Archive for the 'Bank security' Category

CVV and Conversion Rates

Yesterday on the Intellivative blog, there were two interesting blog posts:

  1. AVS & CVV: When to use it and why?
  2. Does CVV affect e-commerce conversion rates?

The second one is the most intriguing to me because it presents a quandary for e-commerce businesses.  CVV–that 3-digit code on the back of the credit card–is one of the recommended practices for fighting fraud; yet, if you use it on your e-commerce site, it appears that it might actually reduce the number of orders you may get from your site. The surprising mythbuster comes from the E-commerce Checkout Report from Get Elastic, which found:

Conversion rates were a full 40% higher where Top 100 retailers did not request a CVV (Card Verification Value), yet over 55% of them do.

The other interesting part about it was even though conversion rates were higher when the e-tailers didn’t use the card code, still over 55% of them still use it–which implies that either they didn’t know their conversion rate might be higher without it (did they try an A/B test on CVV code?) or that the fraud reduction benefits of the CVV code outweigh the potential higher conversion rate.

As a consumer, I think I would like it better if the site did ask for my CVV code–it shows they’re doing the due diligence to check for fraud which not only protects them, it helps me, the consumer. After all, if someone is out there trying to use my credit card (who wouldn’t have the CVV number), wouldn’t it be better if they were inhibited in their spending spree by web sites who do check the CVV code?
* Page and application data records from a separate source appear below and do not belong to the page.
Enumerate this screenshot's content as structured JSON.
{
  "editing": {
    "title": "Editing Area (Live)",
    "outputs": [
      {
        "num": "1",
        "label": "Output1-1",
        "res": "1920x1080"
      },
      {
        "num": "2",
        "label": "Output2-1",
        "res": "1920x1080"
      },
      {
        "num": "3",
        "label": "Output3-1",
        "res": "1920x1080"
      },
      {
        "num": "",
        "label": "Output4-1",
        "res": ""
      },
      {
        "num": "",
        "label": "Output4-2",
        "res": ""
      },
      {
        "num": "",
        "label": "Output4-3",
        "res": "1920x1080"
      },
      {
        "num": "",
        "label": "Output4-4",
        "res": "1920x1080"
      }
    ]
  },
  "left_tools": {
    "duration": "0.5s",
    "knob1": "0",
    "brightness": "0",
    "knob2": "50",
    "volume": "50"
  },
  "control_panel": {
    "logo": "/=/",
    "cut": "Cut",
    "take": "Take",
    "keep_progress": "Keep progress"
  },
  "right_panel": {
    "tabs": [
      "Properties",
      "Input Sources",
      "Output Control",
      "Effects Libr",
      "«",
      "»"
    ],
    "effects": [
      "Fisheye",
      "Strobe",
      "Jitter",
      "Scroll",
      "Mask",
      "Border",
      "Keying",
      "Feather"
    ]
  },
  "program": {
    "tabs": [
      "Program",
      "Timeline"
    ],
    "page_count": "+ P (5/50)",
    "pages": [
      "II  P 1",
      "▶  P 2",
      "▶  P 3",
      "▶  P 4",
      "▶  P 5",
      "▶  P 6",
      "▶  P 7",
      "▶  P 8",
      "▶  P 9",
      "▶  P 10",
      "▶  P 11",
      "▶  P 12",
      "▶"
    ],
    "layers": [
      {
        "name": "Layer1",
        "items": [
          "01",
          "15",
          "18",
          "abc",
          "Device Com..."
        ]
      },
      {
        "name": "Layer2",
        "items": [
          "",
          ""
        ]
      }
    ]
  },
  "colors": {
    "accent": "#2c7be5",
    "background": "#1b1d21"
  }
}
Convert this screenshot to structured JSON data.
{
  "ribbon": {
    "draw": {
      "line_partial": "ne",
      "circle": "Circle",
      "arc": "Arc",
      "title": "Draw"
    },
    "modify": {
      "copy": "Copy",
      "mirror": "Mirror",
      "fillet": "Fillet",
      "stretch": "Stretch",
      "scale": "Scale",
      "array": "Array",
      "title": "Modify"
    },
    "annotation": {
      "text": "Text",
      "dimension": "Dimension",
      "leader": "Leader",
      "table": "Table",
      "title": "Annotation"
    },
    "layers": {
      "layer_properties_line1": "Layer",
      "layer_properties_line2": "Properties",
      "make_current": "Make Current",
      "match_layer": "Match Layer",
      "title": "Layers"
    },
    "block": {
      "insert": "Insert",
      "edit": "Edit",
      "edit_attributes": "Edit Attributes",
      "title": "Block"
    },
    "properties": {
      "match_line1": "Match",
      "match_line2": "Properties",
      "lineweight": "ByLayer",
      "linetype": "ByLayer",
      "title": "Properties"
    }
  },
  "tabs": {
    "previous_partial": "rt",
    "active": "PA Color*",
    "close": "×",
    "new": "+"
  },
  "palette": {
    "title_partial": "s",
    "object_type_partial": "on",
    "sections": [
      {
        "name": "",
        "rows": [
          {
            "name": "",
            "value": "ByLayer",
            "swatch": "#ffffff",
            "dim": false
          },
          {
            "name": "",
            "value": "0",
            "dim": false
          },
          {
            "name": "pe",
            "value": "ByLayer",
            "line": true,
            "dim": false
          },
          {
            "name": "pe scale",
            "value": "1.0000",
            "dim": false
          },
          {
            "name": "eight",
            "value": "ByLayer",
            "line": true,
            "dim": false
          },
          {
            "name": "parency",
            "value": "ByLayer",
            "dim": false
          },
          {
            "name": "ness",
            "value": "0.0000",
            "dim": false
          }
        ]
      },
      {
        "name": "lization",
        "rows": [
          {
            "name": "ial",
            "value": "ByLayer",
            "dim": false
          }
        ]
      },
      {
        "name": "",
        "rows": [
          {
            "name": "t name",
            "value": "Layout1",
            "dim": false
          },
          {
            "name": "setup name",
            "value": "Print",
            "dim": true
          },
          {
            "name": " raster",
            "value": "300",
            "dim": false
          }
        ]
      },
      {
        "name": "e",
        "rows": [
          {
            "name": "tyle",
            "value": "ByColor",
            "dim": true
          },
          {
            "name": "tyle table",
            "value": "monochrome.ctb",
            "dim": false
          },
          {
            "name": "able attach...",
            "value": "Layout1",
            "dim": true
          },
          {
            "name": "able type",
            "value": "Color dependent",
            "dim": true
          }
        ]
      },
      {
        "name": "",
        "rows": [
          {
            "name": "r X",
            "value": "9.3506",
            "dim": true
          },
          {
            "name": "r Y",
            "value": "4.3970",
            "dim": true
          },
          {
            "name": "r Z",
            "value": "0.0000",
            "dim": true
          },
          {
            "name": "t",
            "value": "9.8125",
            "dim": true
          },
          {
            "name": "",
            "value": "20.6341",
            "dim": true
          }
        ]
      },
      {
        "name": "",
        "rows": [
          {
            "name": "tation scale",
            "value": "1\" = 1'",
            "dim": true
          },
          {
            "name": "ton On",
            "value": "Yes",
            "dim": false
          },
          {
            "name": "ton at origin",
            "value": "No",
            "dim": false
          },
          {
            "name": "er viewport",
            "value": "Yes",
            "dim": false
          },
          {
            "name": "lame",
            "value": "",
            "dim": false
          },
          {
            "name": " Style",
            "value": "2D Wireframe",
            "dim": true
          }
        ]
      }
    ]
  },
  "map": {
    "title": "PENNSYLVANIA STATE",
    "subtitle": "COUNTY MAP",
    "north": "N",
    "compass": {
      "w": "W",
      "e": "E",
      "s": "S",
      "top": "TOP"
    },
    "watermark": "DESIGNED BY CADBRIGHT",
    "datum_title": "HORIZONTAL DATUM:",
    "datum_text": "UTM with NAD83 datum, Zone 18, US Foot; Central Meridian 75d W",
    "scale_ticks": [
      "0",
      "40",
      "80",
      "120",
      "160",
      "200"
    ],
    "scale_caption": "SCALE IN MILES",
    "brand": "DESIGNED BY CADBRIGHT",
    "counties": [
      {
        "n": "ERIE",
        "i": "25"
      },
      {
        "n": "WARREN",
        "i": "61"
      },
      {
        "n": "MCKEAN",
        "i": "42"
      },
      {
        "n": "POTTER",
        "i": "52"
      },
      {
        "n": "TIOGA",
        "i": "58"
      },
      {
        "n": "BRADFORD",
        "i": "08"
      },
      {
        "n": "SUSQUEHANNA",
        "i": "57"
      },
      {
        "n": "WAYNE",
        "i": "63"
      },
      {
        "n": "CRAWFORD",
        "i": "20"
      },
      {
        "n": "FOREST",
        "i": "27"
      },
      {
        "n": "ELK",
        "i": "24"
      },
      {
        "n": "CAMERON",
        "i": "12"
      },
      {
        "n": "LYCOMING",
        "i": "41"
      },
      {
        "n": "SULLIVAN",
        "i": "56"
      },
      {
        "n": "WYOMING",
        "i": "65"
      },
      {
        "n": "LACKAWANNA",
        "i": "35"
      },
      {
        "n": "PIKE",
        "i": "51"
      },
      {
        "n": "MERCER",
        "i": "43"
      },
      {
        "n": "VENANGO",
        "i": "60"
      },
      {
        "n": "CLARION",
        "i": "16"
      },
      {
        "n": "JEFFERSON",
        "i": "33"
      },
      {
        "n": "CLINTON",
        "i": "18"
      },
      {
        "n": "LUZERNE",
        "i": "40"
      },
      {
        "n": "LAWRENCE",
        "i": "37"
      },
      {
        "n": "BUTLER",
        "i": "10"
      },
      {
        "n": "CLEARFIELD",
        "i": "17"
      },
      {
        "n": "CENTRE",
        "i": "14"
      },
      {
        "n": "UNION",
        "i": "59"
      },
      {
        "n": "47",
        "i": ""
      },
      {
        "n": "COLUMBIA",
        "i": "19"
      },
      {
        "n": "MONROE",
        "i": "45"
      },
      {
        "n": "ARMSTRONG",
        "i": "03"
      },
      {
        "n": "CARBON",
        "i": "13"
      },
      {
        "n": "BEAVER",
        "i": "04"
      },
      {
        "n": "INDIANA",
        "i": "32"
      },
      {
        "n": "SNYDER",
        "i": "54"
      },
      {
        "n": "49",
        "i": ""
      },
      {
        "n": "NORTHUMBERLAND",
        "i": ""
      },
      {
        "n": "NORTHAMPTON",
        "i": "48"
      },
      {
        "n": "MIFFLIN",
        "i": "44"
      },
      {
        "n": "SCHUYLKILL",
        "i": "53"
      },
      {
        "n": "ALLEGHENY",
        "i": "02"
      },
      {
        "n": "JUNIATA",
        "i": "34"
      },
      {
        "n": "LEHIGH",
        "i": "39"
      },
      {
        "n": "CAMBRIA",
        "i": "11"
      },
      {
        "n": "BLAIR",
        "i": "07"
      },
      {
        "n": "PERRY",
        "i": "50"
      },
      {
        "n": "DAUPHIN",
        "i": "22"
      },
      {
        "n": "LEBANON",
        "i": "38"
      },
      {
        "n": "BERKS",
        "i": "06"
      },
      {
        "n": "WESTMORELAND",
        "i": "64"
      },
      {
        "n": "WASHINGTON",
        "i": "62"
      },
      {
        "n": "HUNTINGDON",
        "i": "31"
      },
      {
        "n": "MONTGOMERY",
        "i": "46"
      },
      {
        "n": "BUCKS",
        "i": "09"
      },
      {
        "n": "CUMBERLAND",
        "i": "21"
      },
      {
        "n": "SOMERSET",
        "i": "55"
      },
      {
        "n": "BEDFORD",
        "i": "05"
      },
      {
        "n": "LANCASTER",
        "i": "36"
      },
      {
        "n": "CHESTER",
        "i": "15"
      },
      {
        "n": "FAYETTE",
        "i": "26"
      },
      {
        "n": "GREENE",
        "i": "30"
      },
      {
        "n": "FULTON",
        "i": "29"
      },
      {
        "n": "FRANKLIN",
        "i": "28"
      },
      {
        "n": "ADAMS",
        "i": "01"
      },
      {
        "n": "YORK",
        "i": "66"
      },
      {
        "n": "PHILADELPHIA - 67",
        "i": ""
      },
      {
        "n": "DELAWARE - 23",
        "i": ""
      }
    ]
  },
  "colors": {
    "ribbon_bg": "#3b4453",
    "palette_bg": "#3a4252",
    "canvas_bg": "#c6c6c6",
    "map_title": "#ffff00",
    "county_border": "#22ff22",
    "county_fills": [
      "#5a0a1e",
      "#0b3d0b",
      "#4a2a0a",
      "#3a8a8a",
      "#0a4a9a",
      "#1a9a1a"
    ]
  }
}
I always thank people who ask to see my ID with my credit card–they’re protecting me by doing that. Even though it’s a hassle for me to get out my ID and show it to them, I’d much rather they ask for it and make sure that I am the rightful owner of the card.

But apparently I’m an oddity. Either the CVV code is too complicated to find–or too much work to enter for many consumers shopping at the top 100 e-commerce web sites. Or maybe consumers just aren’t aware that the card code actually helps protect their identity and their credit card?

Thanks to Get Elastic for putting the work into this study and challenging our paradigms.

Wells Fargo violates bank account security rules

Okay, this is way off the topic of usability, but I am so angry about this I just have to blog about it. Wells Fargo is my bank and for the most part, I love them. Their online banking system is very usable (which I love, except I wish they’d give me a more direct way to get to my billpay) and overall I’m really happy with them. Their staff is really friendly when I walk into the bank and they really go the extra mile to get me the information I need, even if it’s the details on a deposit that happened over a year ago.

But their auto finance department needs to take bank account security 101. If I’m even a few days late on my car payment, they have a rude person call me and harrass me to do my payment over the phone. I don’t really doubt that it’s Wells Fargo calling me, but I have no way of actually confirming that, so I always tell them I don’t want to do my payment over the phone and I will take care of it online. They get really angry about that. Today the lady on the phone actually called me “weird”. Would she give her account information to anyone who happened to call and say they were from Wells Fargo?

Banks have been trying to educate consumers to NOT give your account information out to callers. You should never, never, never give out your bank account number to someone who calls you, no matter who they say they are. Only if you initiated the call is it okay to do that. It just blows me away that Wells Fargo, one of the largest banks out there, would knowingly ask consumers to do this, perpetuating the problems with account fraud we have. And the fact that this woman thought I was “weird” because I wouldn’t give her my personal information and bank account number means that the message is not getting across to consumers, either. People are willingly giving them their account information over the phone when they have no way of confirming that it actually IS Wells Fargo calling.

 I tried to walk into a Wells Fargo bank to complain about it, but they told me they don’t have anything to do with auto financing and I would have to call their auto finance department. There is a problem there, but I don’t blame the innocent bank staff. I blame the idiot managers in the account finance department who are:

  1. Hiring rude people to harrass people about their car payments. If my account was months overdue, yeah, it’s okay to call, but not after a couple days. If you’re going to call me when my payment is a couple days late, you should be really, really nice about it.
  2. Asking people to give out personal information over the phone with no verification that they are who they say they are. By doing this, they are teaching consumers habits that only increases banking risk and makes it easier for fraudsters to hijack people’s bank accounts and steal identities.

It’s maddening and it’s got to stop!